83 Mr M. MacDonald, U.K. Secretary of State for Dominion Affairs, to Commonwealth Government
Circular Cablegram B114 LONDON, 19 October 1937, 4.01 a.m.
Following is summary referred to in my immediately preceding telegram :-
First objective Brussels Conference must be to reach peace by agreement. It is still uncertain whether Japan will attend; in her absence it is doubtful whether this objective can be attained unless or until some considerable change occurs in Japan's military or economic position. The Conference may thus be faced with the choice of (a) deferring any action in the hope that such a change will supervene.
(b) Expressing moral condemnation of Japan, without taking or promising any positive action.
(c) Embarking on positive action in the form either of active assistance to China or of economic pressure upon Japan.
Both (a) and (b) are open to the obvious objection that they are tantamount to acquiescence in the aggression. Either course could only serve as encouragement to peace breakers. Course (b) has additional disadvantage that it would further exasperate opinion in Japan to no purpose.
In these circumstances it would seem necessary for all the Governments to go to Brussels realising the full implications of course (c).
So far as assistance to China is concerned (even if the United States Neutrality Law were not an insuperable objection to it in the case of that country) it must be remembered that there are material difficulties in the way of rendering assistance. If it is to be effective it must directly or indirectly involve supplying China with war material. The sea route is, or will shortly be, the only practicable one, and if such supplies were to reach China on a scale large enough to affect the issue of hostilities, it is hardly conceivable that Japan would not extend the blockade to neutral ships. The alternative of acquiescing in the extended blockade or of keeping the sea route open by armed force would then have to be faced.

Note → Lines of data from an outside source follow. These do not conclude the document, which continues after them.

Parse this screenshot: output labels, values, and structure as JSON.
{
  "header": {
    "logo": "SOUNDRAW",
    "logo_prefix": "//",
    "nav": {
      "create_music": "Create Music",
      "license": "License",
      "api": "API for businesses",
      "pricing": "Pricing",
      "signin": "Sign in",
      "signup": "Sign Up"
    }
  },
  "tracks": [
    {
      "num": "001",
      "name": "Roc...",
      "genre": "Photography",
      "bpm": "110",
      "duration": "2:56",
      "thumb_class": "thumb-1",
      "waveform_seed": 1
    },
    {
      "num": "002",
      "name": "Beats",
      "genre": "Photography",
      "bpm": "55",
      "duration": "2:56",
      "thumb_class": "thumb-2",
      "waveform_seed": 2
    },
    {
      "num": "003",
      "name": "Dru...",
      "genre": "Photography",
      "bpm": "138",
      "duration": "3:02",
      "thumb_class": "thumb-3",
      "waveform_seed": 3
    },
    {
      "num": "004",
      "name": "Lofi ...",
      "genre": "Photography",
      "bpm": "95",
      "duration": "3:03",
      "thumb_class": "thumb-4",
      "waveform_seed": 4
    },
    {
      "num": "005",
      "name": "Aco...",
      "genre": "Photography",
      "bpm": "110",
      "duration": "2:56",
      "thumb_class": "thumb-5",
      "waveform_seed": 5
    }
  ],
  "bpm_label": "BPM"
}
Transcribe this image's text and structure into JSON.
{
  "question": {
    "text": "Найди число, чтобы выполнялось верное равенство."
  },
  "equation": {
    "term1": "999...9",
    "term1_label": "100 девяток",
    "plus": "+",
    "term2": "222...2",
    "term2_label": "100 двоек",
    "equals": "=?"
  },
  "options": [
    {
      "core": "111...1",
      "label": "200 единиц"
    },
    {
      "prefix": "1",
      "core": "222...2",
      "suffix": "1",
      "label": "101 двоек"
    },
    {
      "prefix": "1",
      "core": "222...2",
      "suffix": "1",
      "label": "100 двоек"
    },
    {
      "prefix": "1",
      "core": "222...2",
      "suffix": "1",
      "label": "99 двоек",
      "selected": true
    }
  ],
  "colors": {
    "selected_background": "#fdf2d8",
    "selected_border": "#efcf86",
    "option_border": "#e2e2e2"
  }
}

So far as economic measures against Japan are concerned, a preliminary investigation suggests that they might be effective if they were applied by all countries of the British Commonwealth, the United States of America and some six or eight other countries, provided that satisfactory measures could be evolved to prevent evasion through third parties and provided that the measures extended both to imports and to exports. We are pursuing our own study of this matter and will be happy to discuss it in all its aspects. Whether economic measures would become effective in time to affect the issue of war, unless China were simultaneously assisted, is perhaps doubtful. But irrespective of this, it would seem that if sanctions appeared likely to succeed in their object, there would be a very real danger of Japan taking violent action to prevent their success, either by making war on one or more of the sanctionist countries or by seizing the territory of some other Power from which essential raw materials could be derived. In view of this danger it appears that no country could afford to impose effective sanctions unless it first received from the other participating countries an assurance of military support in the event of violent action by Japan. It would also be necessary to guarantee the territorial integrity of the third parties. If such assurance were forthcoming it is possible, although of course not certain, that Japan would be deterred from taking any such action and that the knowledge that sanctions would eventually prove successful might lead her to consider an offer for peace.
These are briefly the considerations which present themselves to His Majesty's Government in the United Kingdom in their preliminary examination of the problem. They are, however, not a statement of policy, but an appreciation of the difficulties which must be faced and discussed if possible before the Brussels Conference meets. For this reason it is hoped that the United States of America delegation win be able to call here on their way to Brussels.